(Element data from apps and pages)
Start of Block

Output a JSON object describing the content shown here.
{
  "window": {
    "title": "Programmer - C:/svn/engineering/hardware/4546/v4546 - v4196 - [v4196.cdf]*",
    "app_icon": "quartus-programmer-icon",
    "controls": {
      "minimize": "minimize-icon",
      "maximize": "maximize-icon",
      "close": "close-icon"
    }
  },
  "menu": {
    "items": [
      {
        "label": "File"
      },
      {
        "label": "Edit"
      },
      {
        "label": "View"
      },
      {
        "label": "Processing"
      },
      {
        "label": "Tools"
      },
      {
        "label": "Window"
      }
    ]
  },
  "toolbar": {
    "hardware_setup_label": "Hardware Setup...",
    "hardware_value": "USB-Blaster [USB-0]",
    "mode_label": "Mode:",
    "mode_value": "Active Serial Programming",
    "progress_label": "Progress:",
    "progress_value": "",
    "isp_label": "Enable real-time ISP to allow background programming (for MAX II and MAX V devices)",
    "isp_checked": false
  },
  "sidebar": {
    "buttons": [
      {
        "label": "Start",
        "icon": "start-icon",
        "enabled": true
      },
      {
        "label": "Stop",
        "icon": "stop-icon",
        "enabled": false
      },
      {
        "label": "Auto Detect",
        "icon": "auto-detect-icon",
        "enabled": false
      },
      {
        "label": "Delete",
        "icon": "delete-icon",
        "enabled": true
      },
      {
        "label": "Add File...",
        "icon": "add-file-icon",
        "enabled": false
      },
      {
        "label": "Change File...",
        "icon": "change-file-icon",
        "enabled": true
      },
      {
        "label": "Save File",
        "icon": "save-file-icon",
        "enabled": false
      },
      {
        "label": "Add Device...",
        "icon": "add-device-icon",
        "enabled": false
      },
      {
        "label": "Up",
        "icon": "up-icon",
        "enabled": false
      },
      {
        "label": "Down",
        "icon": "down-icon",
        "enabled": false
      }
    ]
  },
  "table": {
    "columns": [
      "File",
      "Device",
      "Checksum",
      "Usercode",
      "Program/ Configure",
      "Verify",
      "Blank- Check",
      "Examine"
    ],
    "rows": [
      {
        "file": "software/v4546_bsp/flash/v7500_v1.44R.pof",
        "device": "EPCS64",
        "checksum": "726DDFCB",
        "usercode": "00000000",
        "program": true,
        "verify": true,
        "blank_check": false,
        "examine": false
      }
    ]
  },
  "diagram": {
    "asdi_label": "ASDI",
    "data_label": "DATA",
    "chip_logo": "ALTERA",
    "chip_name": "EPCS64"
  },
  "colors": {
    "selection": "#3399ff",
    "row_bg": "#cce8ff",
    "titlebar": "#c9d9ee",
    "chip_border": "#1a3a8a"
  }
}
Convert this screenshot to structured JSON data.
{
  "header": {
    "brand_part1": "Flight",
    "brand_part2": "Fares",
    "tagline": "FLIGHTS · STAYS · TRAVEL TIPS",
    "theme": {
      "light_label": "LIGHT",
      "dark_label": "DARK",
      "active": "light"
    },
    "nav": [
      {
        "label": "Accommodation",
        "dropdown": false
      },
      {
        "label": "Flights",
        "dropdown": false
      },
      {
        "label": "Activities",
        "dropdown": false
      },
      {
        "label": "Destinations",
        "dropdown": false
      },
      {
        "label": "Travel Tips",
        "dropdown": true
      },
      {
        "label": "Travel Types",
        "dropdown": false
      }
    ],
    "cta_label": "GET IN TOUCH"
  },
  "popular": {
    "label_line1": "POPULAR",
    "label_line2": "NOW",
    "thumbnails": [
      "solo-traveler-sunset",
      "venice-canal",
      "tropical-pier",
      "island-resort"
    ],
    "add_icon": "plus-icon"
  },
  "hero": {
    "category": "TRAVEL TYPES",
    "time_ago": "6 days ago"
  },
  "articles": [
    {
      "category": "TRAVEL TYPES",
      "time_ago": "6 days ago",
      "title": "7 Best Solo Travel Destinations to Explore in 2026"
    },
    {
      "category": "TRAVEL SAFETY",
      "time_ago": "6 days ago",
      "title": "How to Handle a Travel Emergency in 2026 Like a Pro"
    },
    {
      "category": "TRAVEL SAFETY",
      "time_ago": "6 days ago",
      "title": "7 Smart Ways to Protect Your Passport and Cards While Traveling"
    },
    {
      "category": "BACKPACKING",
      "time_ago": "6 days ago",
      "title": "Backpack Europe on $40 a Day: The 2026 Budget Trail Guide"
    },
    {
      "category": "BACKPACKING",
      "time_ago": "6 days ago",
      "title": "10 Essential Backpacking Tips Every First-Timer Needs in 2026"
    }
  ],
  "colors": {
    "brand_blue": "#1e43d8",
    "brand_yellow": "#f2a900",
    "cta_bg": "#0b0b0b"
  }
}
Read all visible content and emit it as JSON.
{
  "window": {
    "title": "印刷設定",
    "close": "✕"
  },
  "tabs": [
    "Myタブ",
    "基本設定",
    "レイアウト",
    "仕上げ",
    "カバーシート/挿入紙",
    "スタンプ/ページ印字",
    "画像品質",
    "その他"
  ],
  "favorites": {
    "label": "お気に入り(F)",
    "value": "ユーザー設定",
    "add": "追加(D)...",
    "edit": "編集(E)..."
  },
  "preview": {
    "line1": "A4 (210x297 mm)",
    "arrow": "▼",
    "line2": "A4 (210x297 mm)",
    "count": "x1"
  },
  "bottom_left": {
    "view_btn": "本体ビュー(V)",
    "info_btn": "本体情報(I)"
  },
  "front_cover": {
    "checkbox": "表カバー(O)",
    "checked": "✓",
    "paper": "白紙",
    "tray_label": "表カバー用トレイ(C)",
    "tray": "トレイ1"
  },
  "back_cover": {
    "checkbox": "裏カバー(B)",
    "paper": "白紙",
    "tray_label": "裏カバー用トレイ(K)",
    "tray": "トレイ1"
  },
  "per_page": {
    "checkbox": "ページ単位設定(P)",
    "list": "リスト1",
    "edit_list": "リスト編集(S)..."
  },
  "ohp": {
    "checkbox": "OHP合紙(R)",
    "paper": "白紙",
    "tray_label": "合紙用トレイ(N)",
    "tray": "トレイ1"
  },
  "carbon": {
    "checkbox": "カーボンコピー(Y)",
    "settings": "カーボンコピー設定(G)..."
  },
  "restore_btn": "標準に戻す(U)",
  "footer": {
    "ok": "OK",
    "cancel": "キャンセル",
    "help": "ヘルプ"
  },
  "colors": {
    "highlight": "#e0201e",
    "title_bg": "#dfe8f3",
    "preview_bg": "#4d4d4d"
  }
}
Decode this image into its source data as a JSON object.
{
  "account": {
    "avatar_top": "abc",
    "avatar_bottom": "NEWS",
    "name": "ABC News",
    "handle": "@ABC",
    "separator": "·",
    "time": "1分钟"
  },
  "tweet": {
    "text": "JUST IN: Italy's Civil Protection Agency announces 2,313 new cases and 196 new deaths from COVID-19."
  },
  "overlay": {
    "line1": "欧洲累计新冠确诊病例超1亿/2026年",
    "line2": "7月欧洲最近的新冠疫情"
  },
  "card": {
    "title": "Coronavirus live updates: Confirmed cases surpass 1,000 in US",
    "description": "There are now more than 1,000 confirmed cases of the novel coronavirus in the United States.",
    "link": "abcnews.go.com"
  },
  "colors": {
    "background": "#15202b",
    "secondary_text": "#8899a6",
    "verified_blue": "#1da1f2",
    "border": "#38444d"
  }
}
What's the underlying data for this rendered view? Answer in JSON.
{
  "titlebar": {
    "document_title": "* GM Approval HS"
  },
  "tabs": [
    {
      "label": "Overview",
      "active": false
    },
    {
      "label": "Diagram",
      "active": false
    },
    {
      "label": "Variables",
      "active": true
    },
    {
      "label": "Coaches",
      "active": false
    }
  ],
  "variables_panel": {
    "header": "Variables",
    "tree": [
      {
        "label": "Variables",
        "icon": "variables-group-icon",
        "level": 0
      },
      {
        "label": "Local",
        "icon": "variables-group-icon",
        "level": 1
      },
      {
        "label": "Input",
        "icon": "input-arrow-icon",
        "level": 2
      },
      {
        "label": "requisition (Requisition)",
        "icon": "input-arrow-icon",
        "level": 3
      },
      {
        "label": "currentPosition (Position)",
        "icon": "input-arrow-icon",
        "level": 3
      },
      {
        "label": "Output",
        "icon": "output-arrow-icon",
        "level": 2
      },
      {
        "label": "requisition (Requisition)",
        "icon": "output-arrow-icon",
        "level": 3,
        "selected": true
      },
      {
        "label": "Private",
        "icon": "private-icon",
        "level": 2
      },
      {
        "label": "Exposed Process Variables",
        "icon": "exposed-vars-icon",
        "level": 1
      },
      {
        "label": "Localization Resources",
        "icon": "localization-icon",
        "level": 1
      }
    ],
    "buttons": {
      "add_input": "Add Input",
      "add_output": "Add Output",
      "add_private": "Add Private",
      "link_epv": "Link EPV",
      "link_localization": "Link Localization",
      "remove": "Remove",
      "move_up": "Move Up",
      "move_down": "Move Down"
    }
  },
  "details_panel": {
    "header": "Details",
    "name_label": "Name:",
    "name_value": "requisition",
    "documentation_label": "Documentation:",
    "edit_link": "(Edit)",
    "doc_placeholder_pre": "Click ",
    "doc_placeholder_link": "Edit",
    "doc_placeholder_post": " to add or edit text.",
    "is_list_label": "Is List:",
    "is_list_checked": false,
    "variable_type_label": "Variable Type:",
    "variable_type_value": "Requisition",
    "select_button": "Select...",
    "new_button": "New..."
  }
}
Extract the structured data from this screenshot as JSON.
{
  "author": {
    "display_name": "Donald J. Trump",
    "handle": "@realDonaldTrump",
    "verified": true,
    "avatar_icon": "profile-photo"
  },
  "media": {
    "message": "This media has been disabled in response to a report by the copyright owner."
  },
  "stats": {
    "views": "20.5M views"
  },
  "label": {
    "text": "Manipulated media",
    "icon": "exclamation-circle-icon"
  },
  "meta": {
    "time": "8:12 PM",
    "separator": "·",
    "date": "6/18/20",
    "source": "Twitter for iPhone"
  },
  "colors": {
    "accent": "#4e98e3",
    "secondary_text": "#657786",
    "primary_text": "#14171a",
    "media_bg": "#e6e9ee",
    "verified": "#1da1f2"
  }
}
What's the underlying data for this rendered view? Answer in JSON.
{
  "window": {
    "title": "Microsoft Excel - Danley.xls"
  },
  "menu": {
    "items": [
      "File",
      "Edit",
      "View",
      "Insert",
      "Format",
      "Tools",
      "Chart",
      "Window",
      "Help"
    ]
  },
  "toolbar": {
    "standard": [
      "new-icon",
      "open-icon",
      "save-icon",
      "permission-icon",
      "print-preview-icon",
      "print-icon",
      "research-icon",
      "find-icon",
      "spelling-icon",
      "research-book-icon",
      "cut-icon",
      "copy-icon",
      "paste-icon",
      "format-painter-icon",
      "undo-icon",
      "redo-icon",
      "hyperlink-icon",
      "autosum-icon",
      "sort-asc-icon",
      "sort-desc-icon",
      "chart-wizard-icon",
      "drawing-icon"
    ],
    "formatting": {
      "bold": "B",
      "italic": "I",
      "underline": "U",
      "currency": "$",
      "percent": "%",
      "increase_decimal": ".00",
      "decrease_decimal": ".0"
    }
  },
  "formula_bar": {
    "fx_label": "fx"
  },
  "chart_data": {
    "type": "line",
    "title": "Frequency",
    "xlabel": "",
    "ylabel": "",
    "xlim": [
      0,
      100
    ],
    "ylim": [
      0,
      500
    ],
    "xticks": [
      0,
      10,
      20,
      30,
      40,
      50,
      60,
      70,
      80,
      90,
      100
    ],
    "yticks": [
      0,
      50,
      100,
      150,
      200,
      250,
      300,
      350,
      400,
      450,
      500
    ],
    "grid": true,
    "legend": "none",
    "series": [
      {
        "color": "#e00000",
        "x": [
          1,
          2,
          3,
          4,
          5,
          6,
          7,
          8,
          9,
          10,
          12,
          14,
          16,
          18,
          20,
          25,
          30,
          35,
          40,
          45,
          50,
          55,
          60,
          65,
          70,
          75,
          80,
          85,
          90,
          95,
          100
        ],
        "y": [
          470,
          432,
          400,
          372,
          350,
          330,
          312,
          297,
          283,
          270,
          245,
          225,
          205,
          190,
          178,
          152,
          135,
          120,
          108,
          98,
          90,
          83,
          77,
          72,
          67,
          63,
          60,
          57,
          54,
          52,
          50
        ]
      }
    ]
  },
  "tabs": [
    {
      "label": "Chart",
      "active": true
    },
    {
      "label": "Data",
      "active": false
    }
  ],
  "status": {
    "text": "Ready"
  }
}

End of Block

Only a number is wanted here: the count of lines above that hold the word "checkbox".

#### TASK SOLUTION
5